BEGIN Source material

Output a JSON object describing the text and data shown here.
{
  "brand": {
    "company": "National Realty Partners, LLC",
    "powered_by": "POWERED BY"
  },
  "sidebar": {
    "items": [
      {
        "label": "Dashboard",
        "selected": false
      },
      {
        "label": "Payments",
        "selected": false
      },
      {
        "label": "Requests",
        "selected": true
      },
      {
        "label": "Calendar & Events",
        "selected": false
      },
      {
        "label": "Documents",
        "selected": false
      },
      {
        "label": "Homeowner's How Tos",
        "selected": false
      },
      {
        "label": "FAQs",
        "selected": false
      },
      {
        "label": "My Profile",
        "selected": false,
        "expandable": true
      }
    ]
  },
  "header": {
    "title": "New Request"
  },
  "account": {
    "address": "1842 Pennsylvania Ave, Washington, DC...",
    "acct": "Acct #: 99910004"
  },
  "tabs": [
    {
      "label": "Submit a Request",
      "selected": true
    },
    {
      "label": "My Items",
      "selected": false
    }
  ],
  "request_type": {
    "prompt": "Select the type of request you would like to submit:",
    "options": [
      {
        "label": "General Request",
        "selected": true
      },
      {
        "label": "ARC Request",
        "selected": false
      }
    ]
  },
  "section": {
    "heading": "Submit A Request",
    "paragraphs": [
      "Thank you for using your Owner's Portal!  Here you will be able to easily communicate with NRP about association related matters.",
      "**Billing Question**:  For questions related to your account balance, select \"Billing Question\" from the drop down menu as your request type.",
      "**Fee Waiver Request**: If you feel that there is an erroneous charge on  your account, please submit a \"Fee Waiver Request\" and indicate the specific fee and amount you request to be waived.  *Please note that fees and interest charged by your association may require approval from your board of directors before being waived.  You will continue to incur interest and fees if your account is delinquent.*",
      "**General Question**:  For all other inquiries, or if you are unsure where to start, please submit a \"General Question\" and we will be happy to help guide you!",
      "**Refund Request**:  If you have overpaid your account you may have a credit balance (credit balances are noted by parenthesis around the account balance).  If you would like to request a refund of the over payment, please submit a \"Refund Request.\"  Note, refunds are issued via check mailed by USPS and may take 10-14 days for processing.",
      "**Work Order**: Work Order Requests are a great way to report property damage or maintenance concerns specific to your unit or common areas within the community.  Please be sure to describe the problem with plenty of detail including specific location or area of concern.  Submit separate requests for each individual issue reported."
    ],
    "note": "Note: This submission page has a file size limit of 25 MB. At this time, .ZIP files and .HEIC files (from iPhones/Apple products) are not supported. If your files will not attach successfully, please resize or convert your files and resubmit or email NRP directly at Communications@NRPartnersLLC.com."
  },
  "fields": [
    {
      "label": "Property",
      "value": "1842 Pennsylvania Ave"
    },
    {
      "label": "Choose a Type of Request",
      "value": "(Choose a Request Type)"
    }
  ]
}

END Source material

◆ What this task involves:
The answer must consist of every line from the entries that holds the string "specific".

◆ Task answer:
      "**Fee Waiver Request**: If you feel that there is an erroneous charge on  your account, please submit a \"Fee Waiver Request\" and indicate the specific fee and amount you request to be waived.  *Please note that fees and interest charged by your association may require approval from your board of directors before being waived.  You will continue to incur interest and fees if your account is delinquent.*",
      "**Work Order**: Work Order Requests are a great way to report property damage or maintenance concerns specific to your unit or common areas within the community.  Please be sure to describe the problem with plenty of detail including specific location or area of concern.  Submit separate requests for each individual issue reported."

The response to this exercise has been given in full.